Now playing in select theaters, Can’t Stand Losing You: Surviving The Police is guitarist Andy Summer’s candid and insightful account on the rise and inevitable break up of one of music’s most iconic rock groups. Based on Summer’s memoir One Train Later, the documentary also gives fans an in-depth look at The Police’s successful 2007 Reunion tour.
Even with his remarkable success with The Police, Andy Summers continues to strive as an artist and refuses to rest on his creative laurels. During a Los Angeles press conference to promote Can’t Stand Losing You, Summers was asked if The Police have finally found “closure” to move on and continue their respective solo careers.
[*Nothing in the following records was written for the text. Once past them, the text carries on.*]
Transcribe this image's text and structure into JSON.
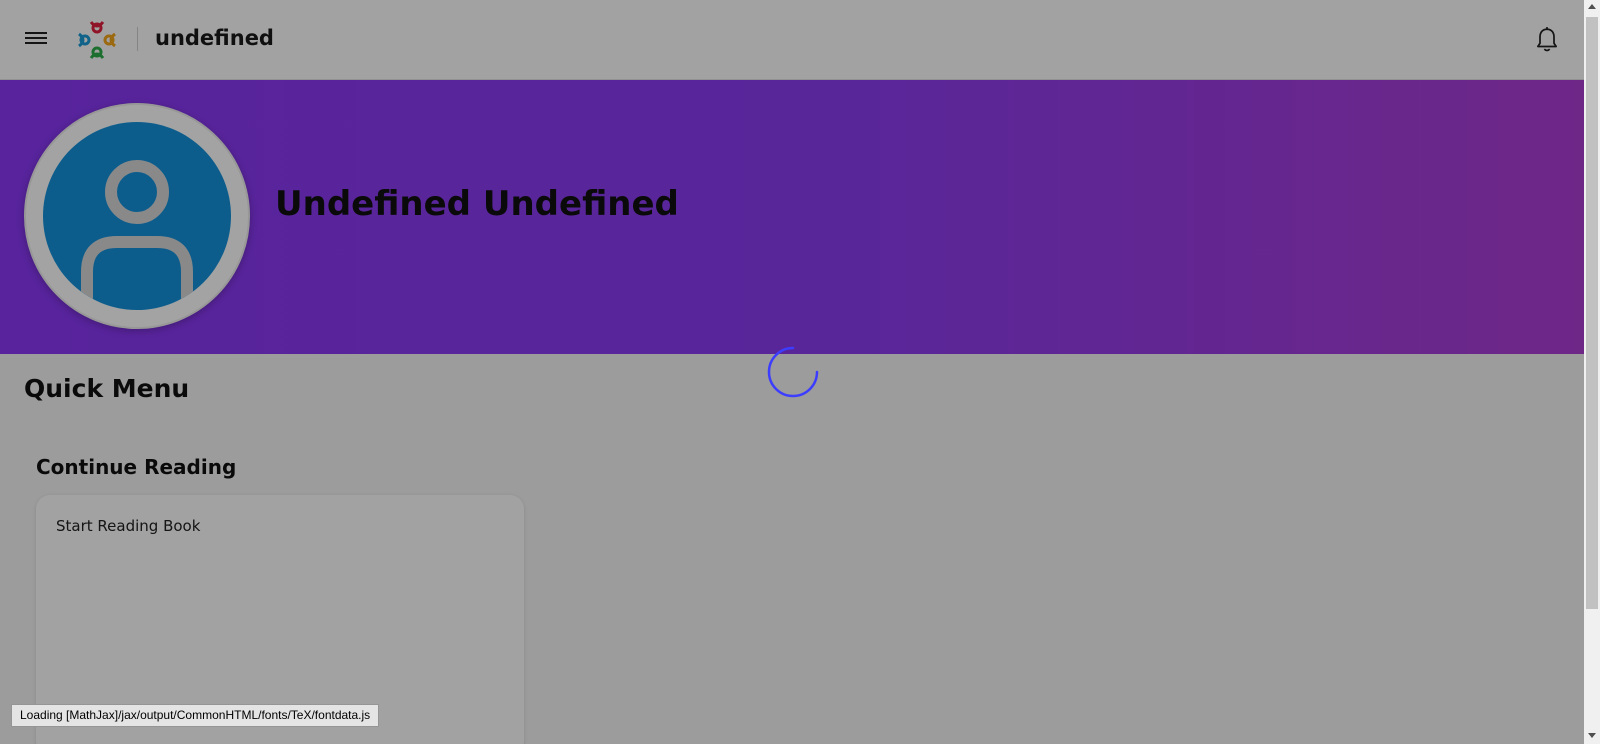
{
  "header": {
    "app_title": "undefined",
    "menu_icon": "hamburger-menu-icon",
    "logo_icon": "people-circle-logo",
    "bell_icon": "bell-icon"
  },
  "banner": {
    "profile_name": "Undefined Undefined",
    "avatar_icon": "user-avatar-icon",
    "gradient": [
      "#8a38f5",
      "#ad3dd4"
    ]
  },
  "main": {
    "quick_menu_title": "Quick Menu",
    "continue_reading_title": "Continue Reading",
    "card_text": "Start Reading Book"
  },
  "loading": {
    "spinner_icon": "loading-spinner-icon",
    "status_text": "Loading [MathJax]/jax/output/CommonHTML/fonts/TeX/fontdata.js"
  },
  "colors": {
    "accent": "#8c3cf0",
    "avatar_bg": "#1592dc",
    "spinner": "#3d3dff"
  }
}
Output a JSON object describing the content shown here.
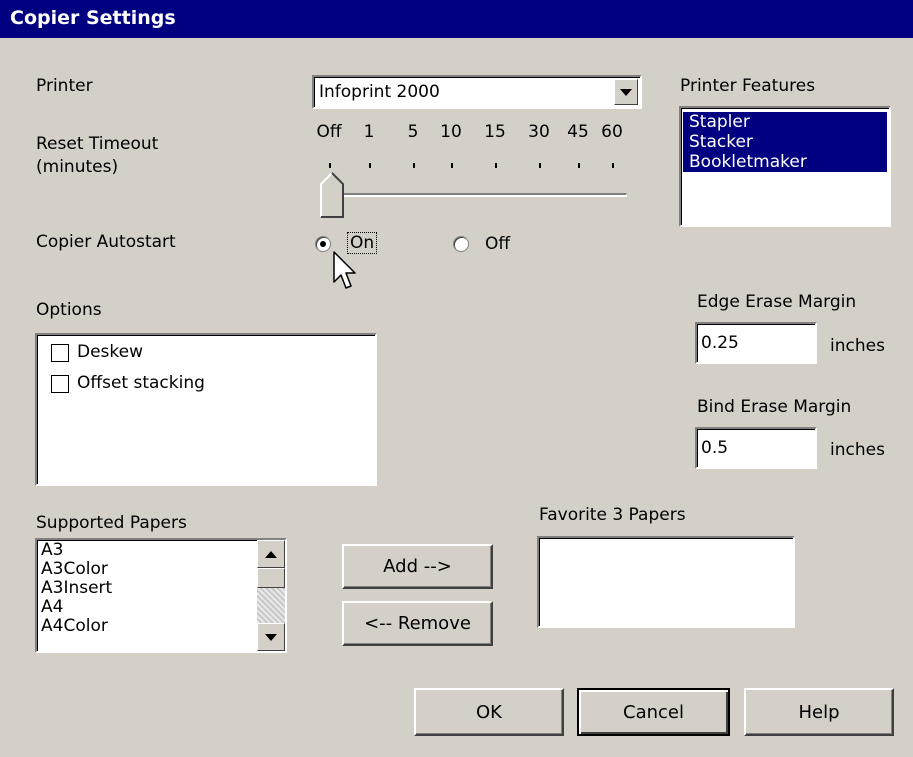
{
  "window": {
    "title": "Copier Settings"
  },
  "printer": {
    "label": "Printer",
    "selected": "Infoprint 2000"
  },
  "features": {
    "label": "Printer Features",
    "items": [
      "Stapler",
      "Stacker",
      "Bookletmaker"
    ]
  },
  "timeout": {
    "label_line1": "Reset Timeout",
    "label_line2": "(minutes)",
    "ticks": [
      "Off",
      "1",
      "5",
      "10",
      "15",
      "30",
      "45",
      "60"
    ],
    "selected_index": 0
  },
  "autostart": {
    "label": "Copier Autostart",
    "on_label": "On",
    "off_label": "Off",
    "selected": "On"
  },
  "options": {
    "label": "Options",
    "items": [
      {
        "label": "Deskew",
        "checked": false
      },
      {
        "label": "Offset stacking",
        "checked": false
      }
    ]
  },
  "edge_erase": {
    "label": "Edge Erase Margin",
    "value": "0.25",
    "unit": "inches"
  },
  "bind_erase": {
    "label": "Bind Erase Margin",
    "value": "0.5",
    "unit": "inches"
  },
  "supported": {
    "label": "Supported Papers",
    "items": [
      "A3",
      "A3Color",
      "A3Insert",
      "A4",
      "A4Color"
    ]
  },
  "favorites": {
    "label": "Favorite 3 Papers",
    "items": []
  },
  "buttons": {
    "add": "Add -->",
    "remove": "<-- Remove",
    "ok": "OK",
    "cancel": "Cancel",
    "help": "Help"
  }
}
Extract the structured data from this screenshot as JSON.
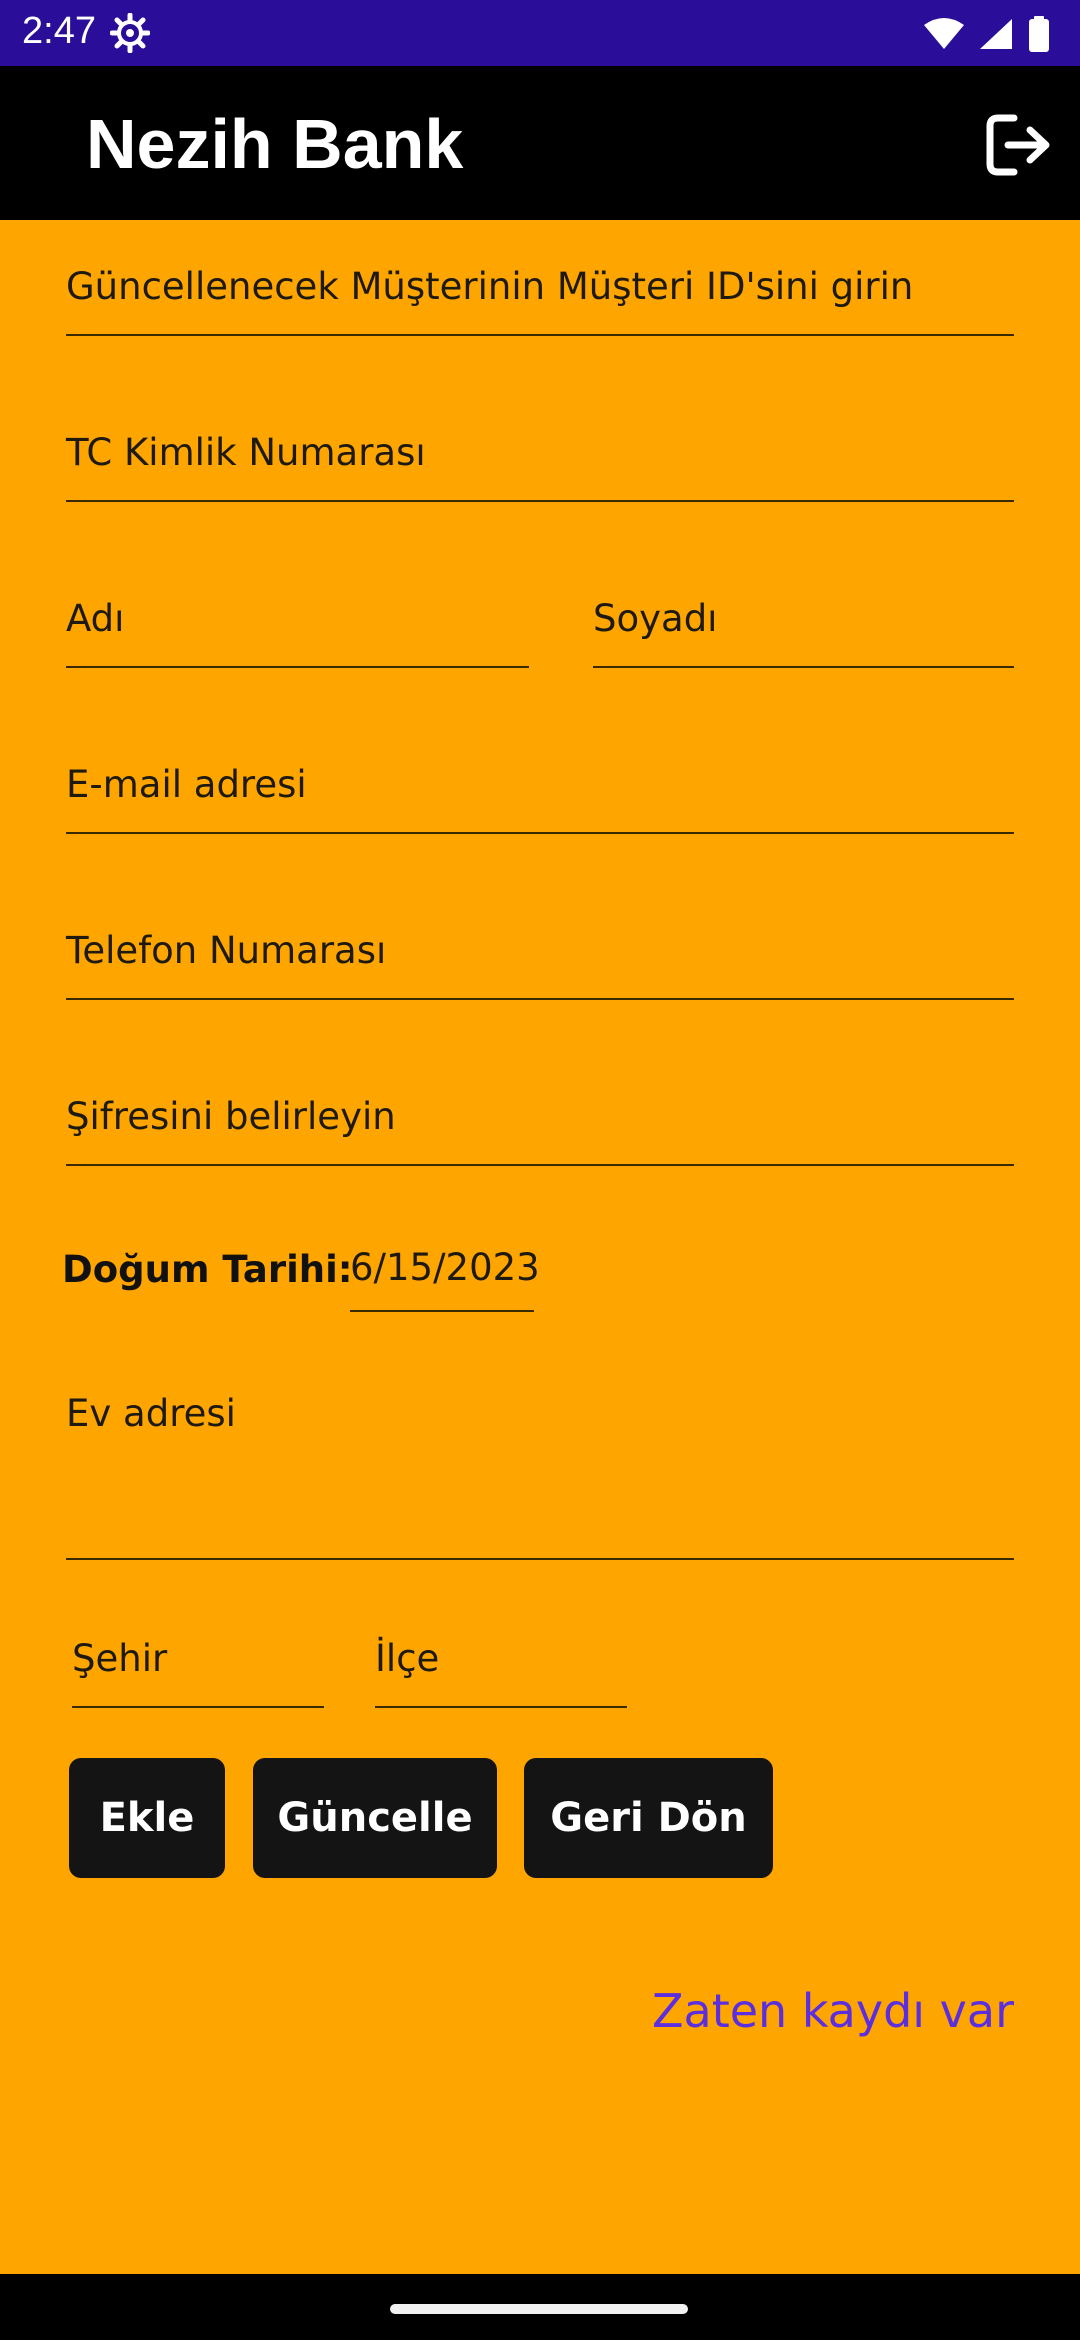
{
  "status_bar": {
    "time": "2:47",
    "icons": [
      "settings-gear-icon",
      "wifi-icon",
      "signal-icon",
      "battery-icon"
    ],
    "bg_color": "#2A0E99"
  },
  "app_bar": {
    "title": "Nezih Bank",
    "logout_icon": "logout-icon",
    "bg_color": "#000000"
  },
  "form": {
    "customer_id_placeholder": "Güncellenecek Müşterinin Müşteri ID'sini girin",
    "tc_placeholder": "TC Kimlik Numarası",
    "first_name_placeholder": "Adı",
    "last_name_placeholder": "Soyadı",
    "email_placeholder": "E-mail adresi",
    "phone_placeholder": "Telefon Numarası",
    "password_placeholder": "Şifresini belirleyin",
    "dob_label": "Doğum Tarihi:",
    "dob_value": "6/15/2023",
    "address_placeholder": "Ev adresi",
    "city_placeholder": "Şehir",
    "district_placeholder": "İlçe"
  },
  "buttons": {
    "add": "Ekle",
    "update": "Güncelle",
    "back": "Geri Dön"
  },
  "link": {
    "already_registered": "Zaten kaydı var",
    "color": "#5B2EE0"
  },
  "theme": {
    "background": "#FFA500"
  }
}
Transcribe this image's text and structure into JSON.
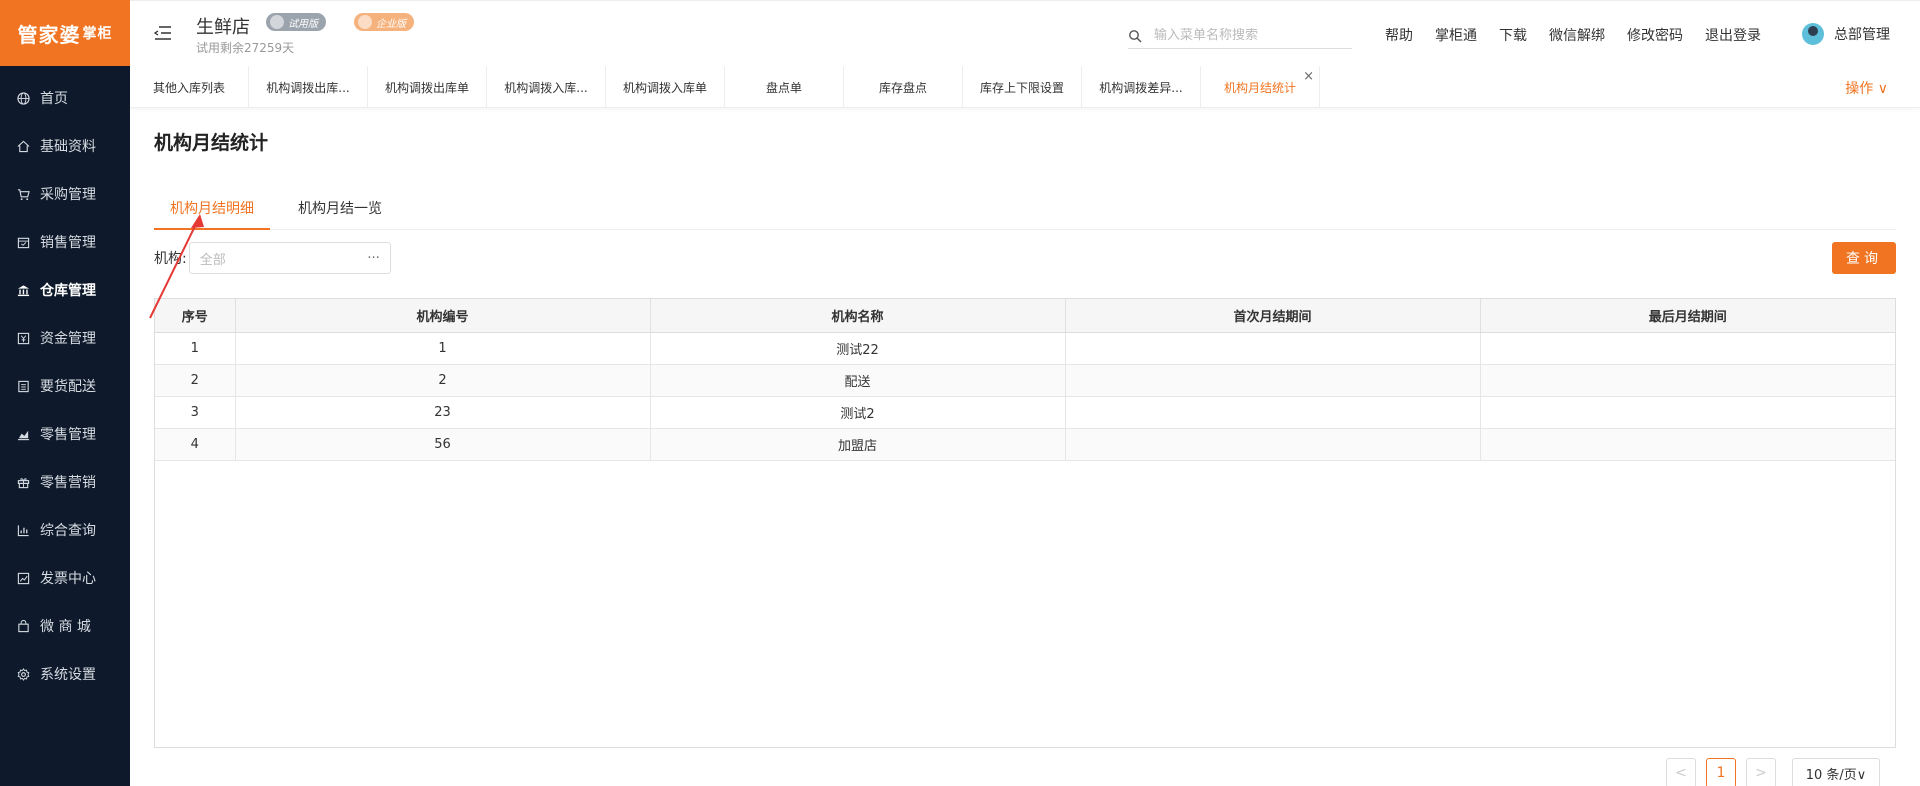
{
  "app": {
    "logo_main": "管家婆",
    "logo_sub": "掌柜",
    "store_name": "生鲜店",
    "trial_badge": "试用版",
    "edition_badge": "企业版",
    "trial_remaining": "试用剩余27259天"
  },
  "search": {
    "placeholder": "输入菜单名称搜索"
  },
  "top_links": {
    "help": "帮助",
    "zhanggui": "掌柜通",
    "download": "下载",
    "wechat_unbind": "微信解绑",
    "change_password": "修改密码",
    "logout": "退出登录"
  },
  "user": {
    "name": "总部管理"
  },
  "sidebar": {
    "items": [
      {
        "label": "首页",
        "icon": "globe-icon"
      },
      {
        "label": "基础资料",
        "icon": "home-icon"
      },
      {
        "label": "采购管理",
        "icon": "cart-icon"
      },
      {
        "label": "销售管理",
        "icon": "calendar-icon"
      },
      {
        "label": "仓库管理",
        "icon": "bank-icon"
      },
      {
        "label": "资金管理",
        "icon": "money-icon"
      },
      {
        "label": "要货配送",
        "icon": "doc-icon"
      },
      {
        "label": "零售管理",
        "icon": "bar-icon"
      },
      {
        "label": "零售营销",
        "icon": "gift-icon"
      },
      {
        "label": "综合查询",
        "icon": "chart-icon"
      },
      {
        "label": "发票中心",
        "icon": "trend-icon"
      },
      {
        "label": "微 商 城",
        "icon": "bag-icon"
      },
      {
        "label": "系统设置",
        "icon": "gear-icon"
      }
    ]
  },
  "tabs": [
    {
      "label": "其他入库列表"
    },
    {
      "label": "机构调拨出库..."
    },
    {
      "label": "机构调拨出库单"
    },
    {
      "label": "机构调拨入库..."
    },
    {
      "label": "机构调拨入库单"
    },
    {
      "label": "盘点单"
    },
    {
      "label": "库存盘点"
    },
    {
      "label": "库存上下限设置"
    },
    {
      "label": "机构调拨差异..."
    },
    {
      "label": "机构月结统计"
    }
  ],
  "tab_close": "×",
  "operations": "操作 ∨",
  "page": {
    "title": "机构月结统计",
    "subtabs": {
      "detail": "机构月结明细",
      "overview": "机构月结一览"
    },
    "filter_label": "机构:",
    "filter_value": "全部",
    "filter_more": "···",
    "query_button": "查询"
  },
  "table": {
    "headers": {
      "seq": "序号",
      "code": "机构编号",
      "name": "机构名称",
      "first": "首次月结期间",
      "last": "最后月结期间"
    },
    "rows": [
      {
        "seq": "1",
        "code": "1",
        "name": "测试22",
        "first": "",
        "last": ""
      },
      {
        "seq": "2",
        "code": "2",
        "name": "配送",
        "first": "",
        "last": ""
      },
      {
        "seq": "3",
        "code": "23",
        "name": "测试2",
        "first": "",
        "last": ""
      },
      {
        "seq": "4",
        "code": "56",
        "name": "加盟店",
        "first": "",
        "last": ""
      }
    ]
  },
  "pager": {
    "prev": "<",
    "current": "1",
    "next": ">",
    "page_size": "10 条/页∨"
  },
  "colors": {
    "accent": "#f07421",
    "sidebar_bg": "#0e1a2b",
    "annotation_arrow": "#e53935"
  }
}
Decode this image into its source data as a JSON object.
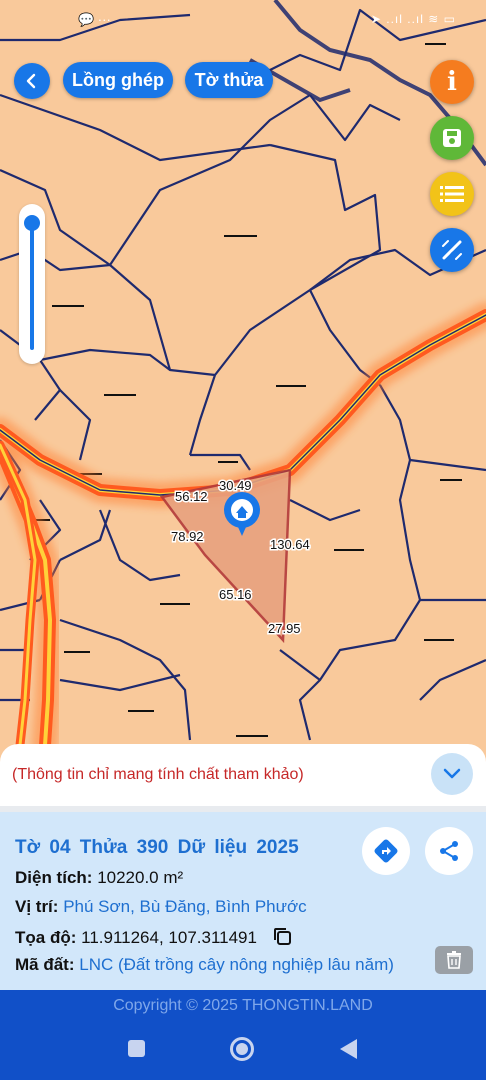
{
  "status_bar": {
    "left_text": "💬 ···",
    "right_text": "➤ ..ıl ..ıl ≋ ▭"
  },
  "toolbar": {
    "back_label": "Back",
    "overlay_label": "Lồng ghép",
    "sheet_label": "Tờ thửa"
  },
  "fabs": {
    "info_glyph": "i"
  },
  "parcel_labels": {
    "edge_top": "30.49",
    "edge_left_top": "56.12",
    "edge_left": "78.92",
    "edge_right": "130.64",
    "edge_bottom_left": "65.16",
    "edge_bottom": "27.95"
  },
  "notice": {
    "text": "(Thông tin chỉ mang tính chất tham khảo)"
  },
  "info": {
    "title": "Tờ 04   Thửa 390   Dữ liệu 2025",
    "area_label": "Diện tích:",
    "area_value": "10220.0 m²",
    "location_label": "Vị trí:",
    "location_value": "Phú Sơn, Bù Đăng, Bình Phước",
    "coords_label": "Tọa độ:",
    "coords_value": "11.911264, 107.311491",
    "land_code_label": "Mã đất:",
    "land_code_value": "LNC (Đất trồng cây nông nghiệp lâu năm)"
  },
  "footer": {
    "copyright": "Copyright © 2025 THONGTIN.LAND"
  },
  "colors": {
    "accent": "#1877e8",
    "map_land": "#f9c99b",
    "parcel_border": "#1f2a6e",
    "road": "#ff5a1f",
    "selected_parcel": "#e8a27f"
  }
}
It all sounds really comfortable, but I don’t think it’s true. I think the word ‘closure’ is sort of a terrible word, really. Why would you want to close down on something that is so magnificent as the career of The Police? It would be not a good thing. But also I’m not into doing smaller gigs – I’m into bigger ones! Let’s keep it up there! I’m sort of joking – and the truth is – a gig is a gig.
A substantial part of Summers’ creative journey exists after his run with The Police, and his lifelong love for jazz has led him to festivals and venues all around the world (he even released albums that tackled the expansive music of Thelonious Monk and Charles Mingus).
Summers still plays “all the time” (last November he performed in Brazil), and he continues to hone and explore his craft at his Los Angeles based recording studio (“I’m in there virtually every day writing new music”).
At the press conference, I asked Andy Summers if his approach to music has profoundly changed over the years. He explains, in the following audio clip below, why being “mutable” and having a “musical curiosity” as an artist is an integral parts of the process.
The track Summers was referencing is “Qualia.” Listen below: